It appears from the sizes we have 2 boys and a girl. – BUT –
Mell, the middle one is smaller than Rubi but a bit larger than Vim.
Looks like the kids have found they like being near the open doorway!
I am glad they are not perching on the edge yet, but I suspect that day is near.
I saw them there looking out when Xav came – and left – FAST.
Scylla – yeah – LOL! Pop! .. Yep, all 3 … *poof* .. gone
Xavier aint a bird, he’s the energizer bunny! hahaha
18:22 Feeding 6, youtu.be/kkQVvD66Qhk
18:41 Feeding 7, youtu.be/0pShnR6Dw9U
Very observant of Arjen to spot a lorikeet amongst the prey. I was sceptical at first as they are very uncommon in Orange, but he was right. Almost certainly a musk lorikeet that come to our region when certain eucalypts (especially red-flowering ironbarks) are in flower. I rather wish they would stick to starlings, but I suspect parrots are tastier and fatter.
Big pink prey per Diamond @ 0935hr – one of the parrots? (I’ll be adding any other snaps to this link.)
9:35 Feeding 1, youtu.be/iuvc4DGmuRw
10:49 Feeding leftovers, youtu.be/GB2UrirTxOc
Big pink prey is galah. It’s the only bird that has bright pink feathers in this district, but I also saw the head (obviously the least palatable part!). Little birds must have been very hungry as pickings were a bit slim yesterday, with mostly quite small birds apart from another galah yesterday. Galahs are very common in this area, fortunately.
here’s the link if you want to post my memory of the fludge over on Good progress
GSB falcons early fledge (fludge) June 17, 2013
Peregrine Falcon nest 2013 * Mississippi River bluffs
June 17, 2013 all 4 GSB falcon chicks fell within 6 hours, driven out by gnats.
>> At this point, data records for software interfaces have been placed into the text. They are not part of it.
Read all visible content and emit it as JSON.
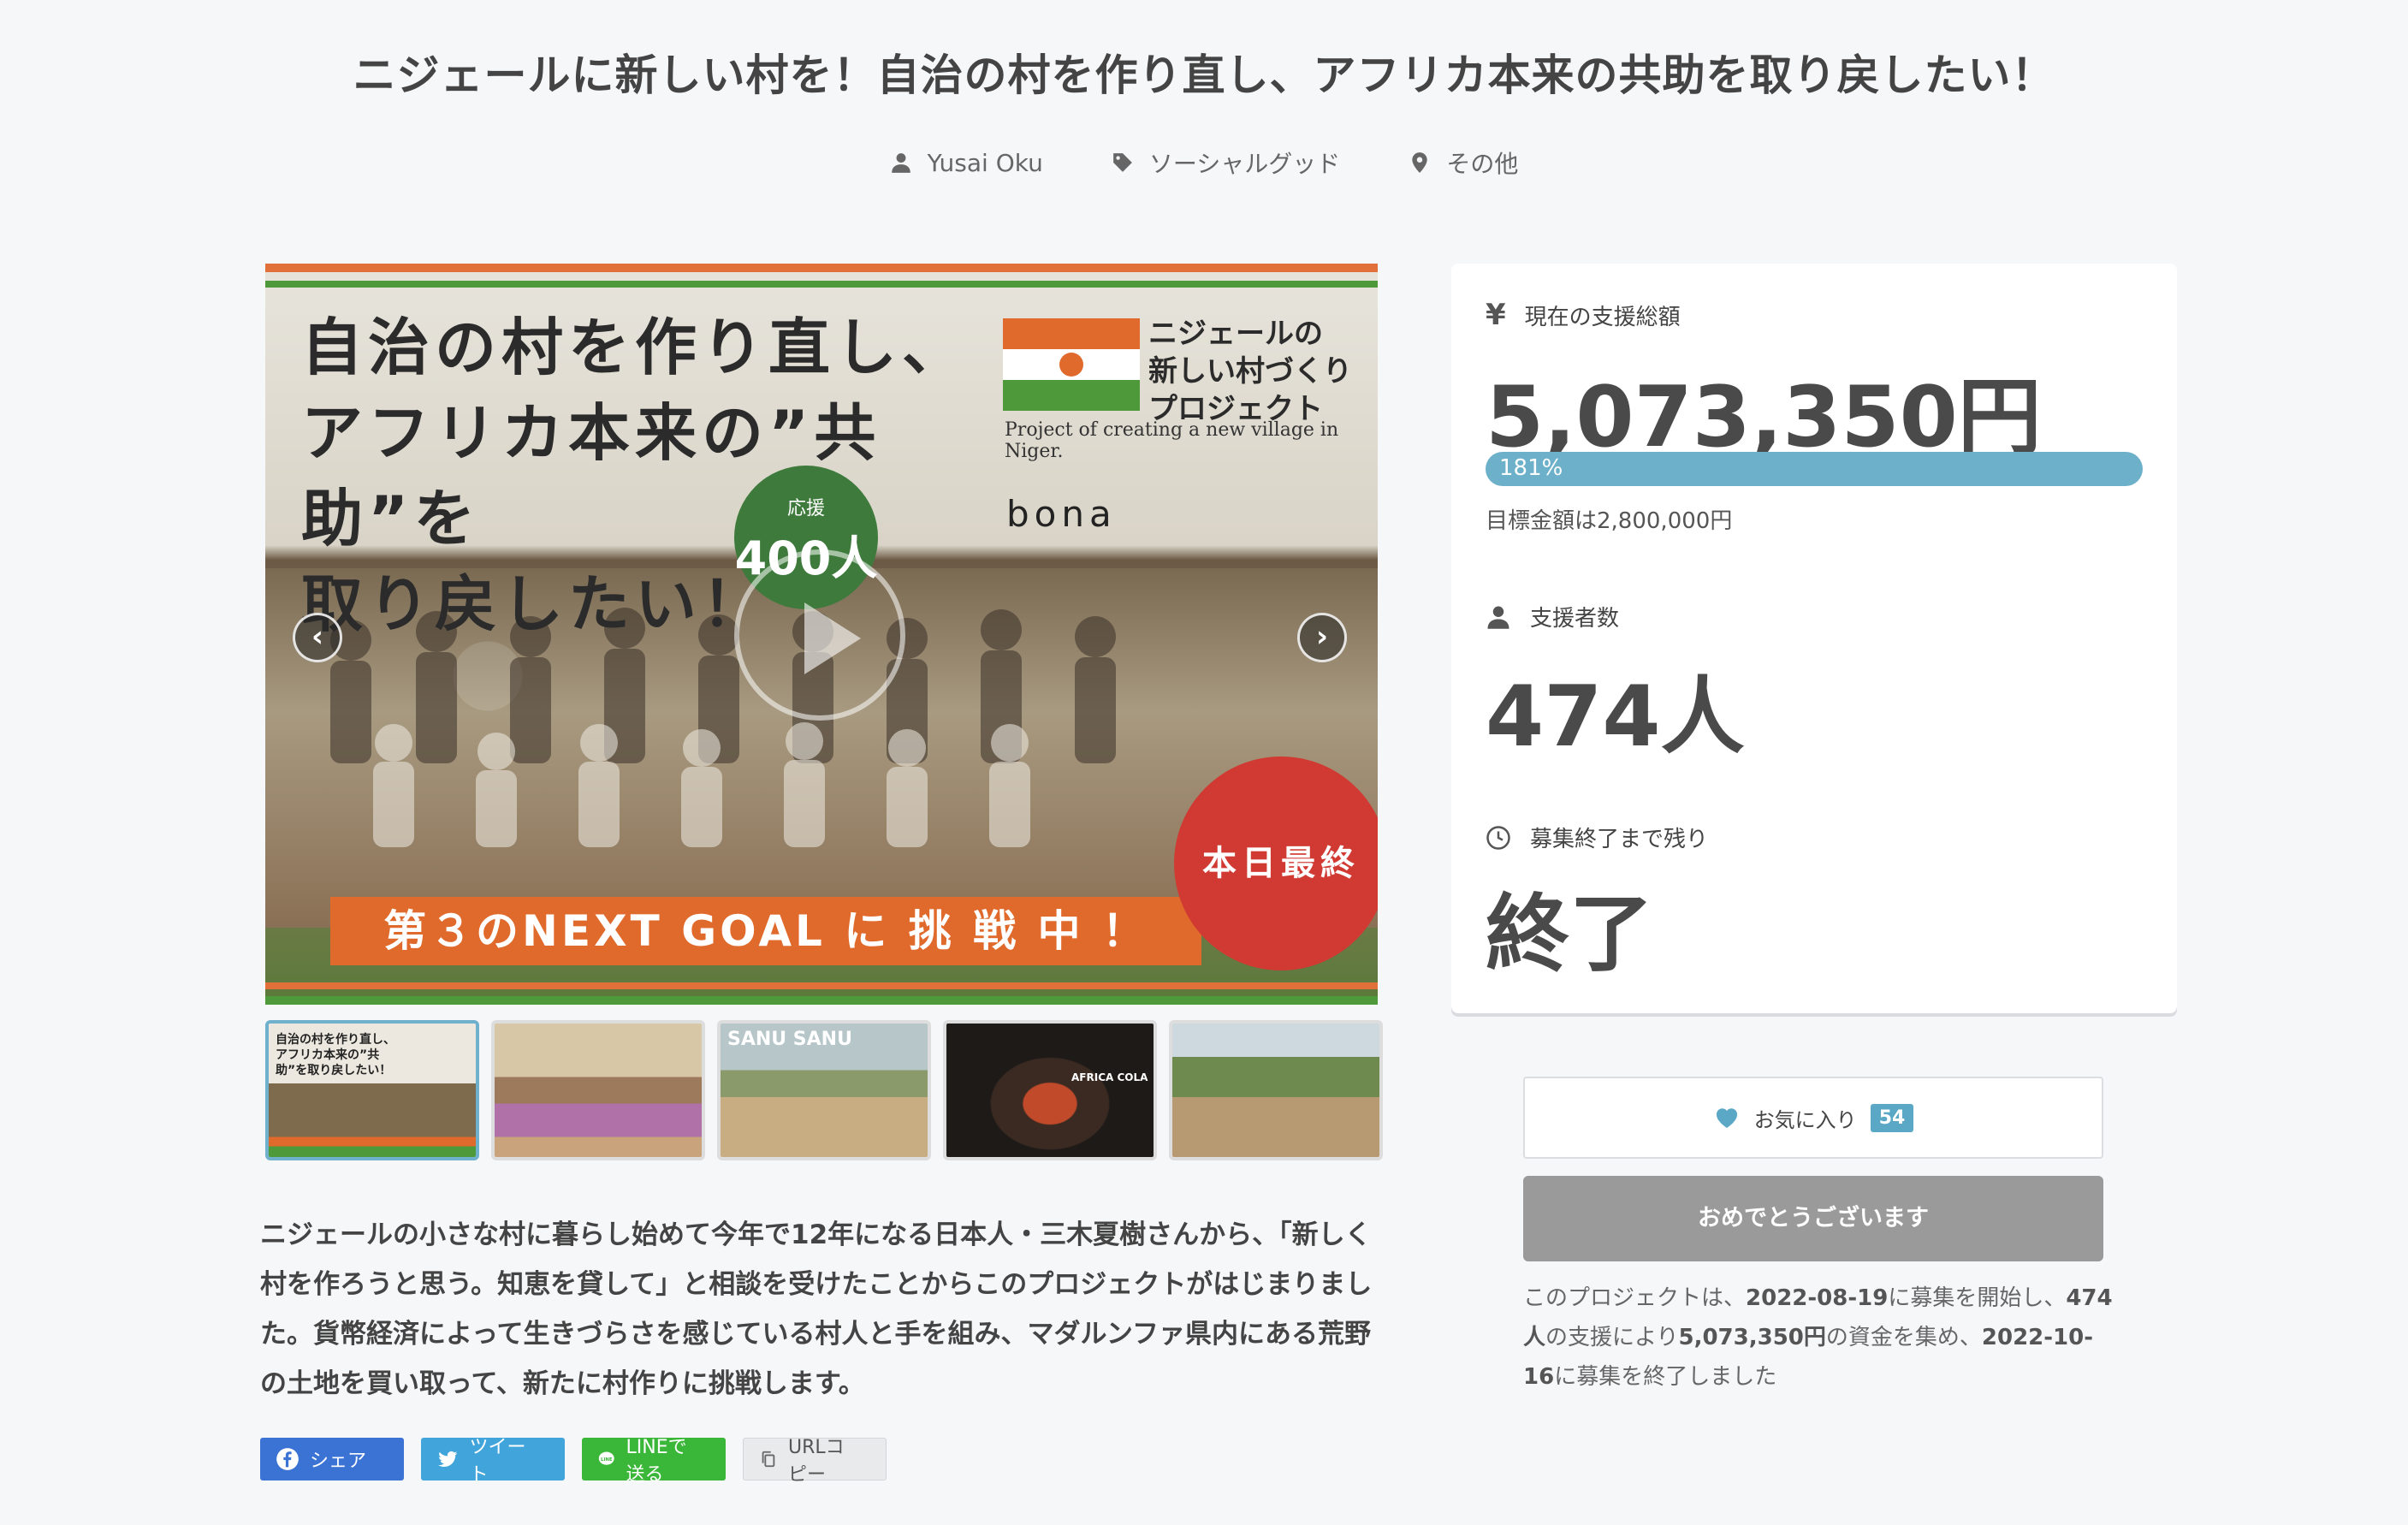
{
  "title": "ニジェールに新しい村を！自治の村を作り直し、アフリカ本来の共助を取り戻したい！",
  "meta": {
    "author": "Yusai Oku",
    "category": "ソーシャルグッド",
    "location": "その他"
  },
  "hero": {
    "headline_lines": [
      "自治の村を作り直し、",
      "アフリカ本来の”共助”を",
      "取り戻したい！"
    ],
    "logo_lines": [
      "ニジェールの",
      "新しい村づくり",
      "プロジェクト"
    ],
    "english": "Project of creating a new village in Niger.",
    "brand": "bona",
    "badge_small": "応援",
    "badge_large": "400人",
    "goal_banner": "第３のNEXT GOAL に 挑 戦 中 ！",
    "last_day": "本日最終日！",
    "prev": "‹",
    "next": "›"
  },
  "thumbs": [
    {
      "caption": "自治の村を作り直し、アフリカ本来の”共助”を取り戻したい！",
      "active": true
    },
    {
      "caption": "",
      "active": false
    },
    {
      "caption": "SANU SANU",
      "active": false
    },
    {
      "caption": "AFRICA COLA",
      "active": false
    },
    {
      "caption": "",
      "active": false
    }
  ],
  "description": "ニジェールの小さな村に暮らし始めて今年で12年になる日本人・三木夏樹さんから、「新しく村を作ろうと思う。知恵を貸して」と相談を受けたことからこのプロジェクトがはじまりました。貨幣経済によって生きづらさを感じている村人と手を組み、マダルンファ県内にある荒野の土地を買い取って、新たに村作りに挑戦します。",
  "share": {
    "facebook": "シェア",
    "twitter": "ツイート",
    "line": "LINEで送る",
    "url": "URLコピー"
  },
  "stats": {
    "amount_label": "現在の支援総額",
    "amount_value": "5,073,350円",
    "progress_text": "181%",
    "progress_percent": 181,
    "goal_text": "目標金額は2,800,000円",
    "backers_label": "支援者数",
    "backers_value": "474人",
    "remaining_label": "募集終了まで残り",
    "remaining_value": "終了"
  },
  "favorite": {
    "label": "お気に入り",
    "count": "54"
  },
  "thanks_button": "おめでとうございます",
  "summary": {
    "p1": "このプロジェクトは、",
    "start_date": "2022-08-19",
    "p2": "に募集を開始し、",
    "backers": "474人",
    "p3": "の支援により",
    "amount": "5,073,350円",
    "p4": "の資金を集め、",
    "end_date": "2022-10-16",
    "p5": "に募集を終了しました"
  },
  "colors": {
    "accent": "#6db0c9",
    "facebook": "#3b73d5",
    "twitter": "#41a5dc",
    "line": "#3ab638",
    "orange": "#e06a2c",
    "green": "#4e9a3a"
  }
}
and can you affix my raptor resource link to my signature – so it will show – WITHOUT delay? Perhaps that isnt possible